Sexes Eligible for Study:   All
Accepts Healthy Volunteers:   No
Sampling Method:   Non-Probability Sample
Study Population
Minors from the ages 1-6 years old receiving cardiac surgery using a cardiopulmonary bypass machine

Inclusion Criteria:

  • Patients with congenital heart disease undergoing cardiac surgery needing cardiopulmonary bypass.
  • Males and females
  • Age 1 year to 6 years
  • Informed consent obtained

Exclusion Criteria:

  • Known pre-existing haemostatic abnormalities
  • Emergency surgery
  • Pre-operative treatment with prostaglandin infusion or any other medication known to interfere with platelet function or cause coagulation abnormalities .
  • Inclusion in another clinical research study
  • Refusal or inability of patient's parent to sign the Informed Consent Form in English.

Information from the National Library of Medicine

To learn more about this study, you or your doctor may contact the study research staff using the contact information provided by the sponsor.

Please refer to this study by its identifier (NCT number): NCT01212289

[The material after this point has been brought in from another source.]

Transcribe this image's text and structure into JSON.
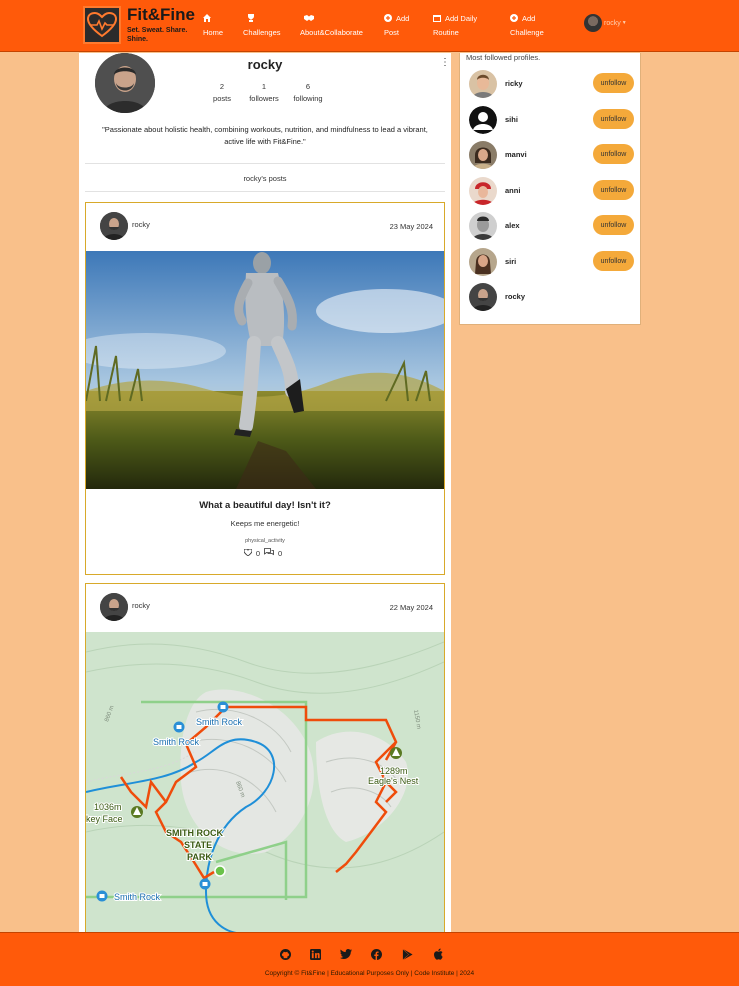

United States, New York
New York Presbyterian Hospital/ Weill Cornell Medical College
New York, New York, United States, 10021
Sponsors and Collaborators
Weill Medical College of Cornell University
Principal Investigator: Aarti Sharma, M.D. Weill Medical College of Cornell University

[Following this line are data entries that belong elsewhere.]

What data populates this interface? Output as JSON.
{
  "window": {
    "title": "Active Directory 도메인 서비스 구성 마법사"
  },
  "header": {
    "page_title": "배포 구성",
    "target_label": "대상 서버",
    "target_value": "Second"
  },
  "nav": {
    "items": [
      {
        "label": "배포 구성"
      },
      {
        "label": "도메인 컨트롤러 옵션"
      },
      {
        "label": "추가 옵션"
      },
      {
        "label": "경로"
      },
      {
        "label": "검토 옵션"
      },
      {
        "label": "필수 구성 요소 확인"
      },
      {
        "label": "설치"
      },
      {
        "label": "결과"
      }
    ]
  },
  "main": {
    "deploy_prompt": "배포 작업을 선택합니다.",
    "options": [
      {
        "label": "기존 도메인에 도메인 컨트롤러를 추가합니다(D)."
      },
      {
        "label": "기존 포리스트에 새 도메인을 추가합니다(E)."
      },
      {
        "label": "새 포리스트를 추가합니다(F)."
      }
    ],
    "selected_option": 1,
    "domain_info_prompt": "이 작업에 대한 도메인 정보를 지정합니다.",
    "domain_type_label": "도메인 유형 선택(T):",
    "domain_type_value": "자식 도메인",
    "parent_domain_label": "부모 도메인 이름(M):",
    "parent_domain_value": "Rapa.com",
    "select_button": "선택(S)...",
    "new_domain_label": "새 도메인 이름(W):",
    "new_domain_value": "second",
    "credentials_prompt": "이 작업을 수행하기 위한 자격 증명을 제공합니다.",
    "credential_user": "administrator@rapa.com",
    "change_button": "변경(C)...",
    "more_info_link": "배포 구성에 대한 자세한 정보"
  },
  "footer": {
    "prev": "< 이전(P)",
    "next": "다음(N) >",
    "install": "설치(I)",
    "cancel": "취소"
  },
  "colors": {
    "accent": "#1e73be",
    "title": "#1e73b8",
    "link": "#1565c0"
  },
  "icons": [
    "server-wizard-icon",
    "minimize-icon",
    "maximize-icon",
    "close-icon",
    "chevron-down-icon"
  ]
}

Responsible Party: Weill Medical College of Cornell University Identifier: NCT01212289     History of Changes
Other Study ID Numbers: 1005011027
First Posted: September 30, 2010    Key Record Dates
Last Update Posted: February 18, 2016
Last Verified: February 2016
Individual Participant Data (IPD) Sharing Statement:
Plan to Share IPD: No
Plan Description: There is no plan to share IPD

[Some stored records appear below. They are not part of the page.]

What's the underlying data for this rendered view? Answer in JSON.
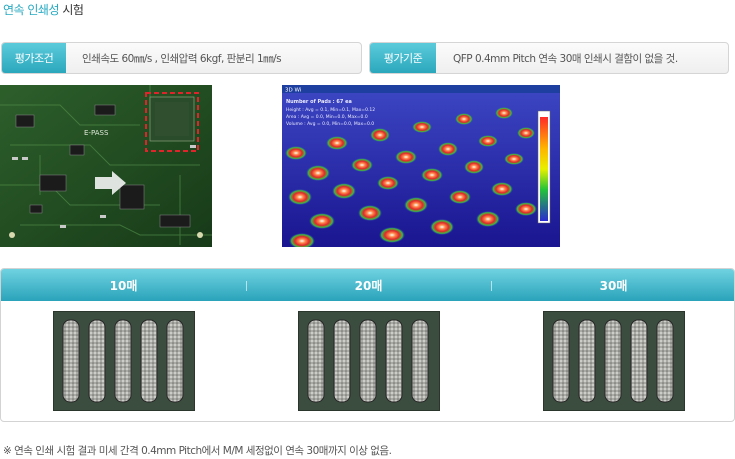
{
  "title": {
    "highlight": "연속 인쇄성",
    "rest": " 시험"
  },
  "conditions": {
    "label": "평가조건",
    "value": "인쇄속도 60㎜/s , 인쇄압력 6kgf, 판분리 1㎜/s"
  },
  "criteria": {
    "label": "평가기준",
    "value": "QFP 0.4mm Pitch 연속 30매 인쇄시 결함이 없을 것."
  },
  "pcb_image": {
    "board_label": "E-PASS"
  },
  "heatmap_image": {
    "window_title": "3D Wi",
    "header": "Number of Pads : 67 ea",
    "lines": [
      "Height : Avg = 0.1, Min=0.1, Max=0.12",
      "Area : Avg = 0.0, Min=0.0, Max=0.0",
      "Volume : Avg = 0.0, Min=0.0, Max=0.0"
    ]
  },
  "results": {
    "columns": [
      "10매",
      "20매",
      "30매"
    ]
  },
  "footnote": "※ 연속 인쇄 시험 결과 미세 간격 0.4mm Pitch에서  M/M 세정없이 연속 30매까지 이상 없음.",
  "colors": {
    "accent": "#2aa7bd",
    "title_highlight": "#25a9c2"
  }
}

Additional relevant MeSH terms:
Heart Defects, Congenital
Cardiovascular Abnormalities
Cardiovascular Diseases
Heart Diseases
Congenital Abnormalities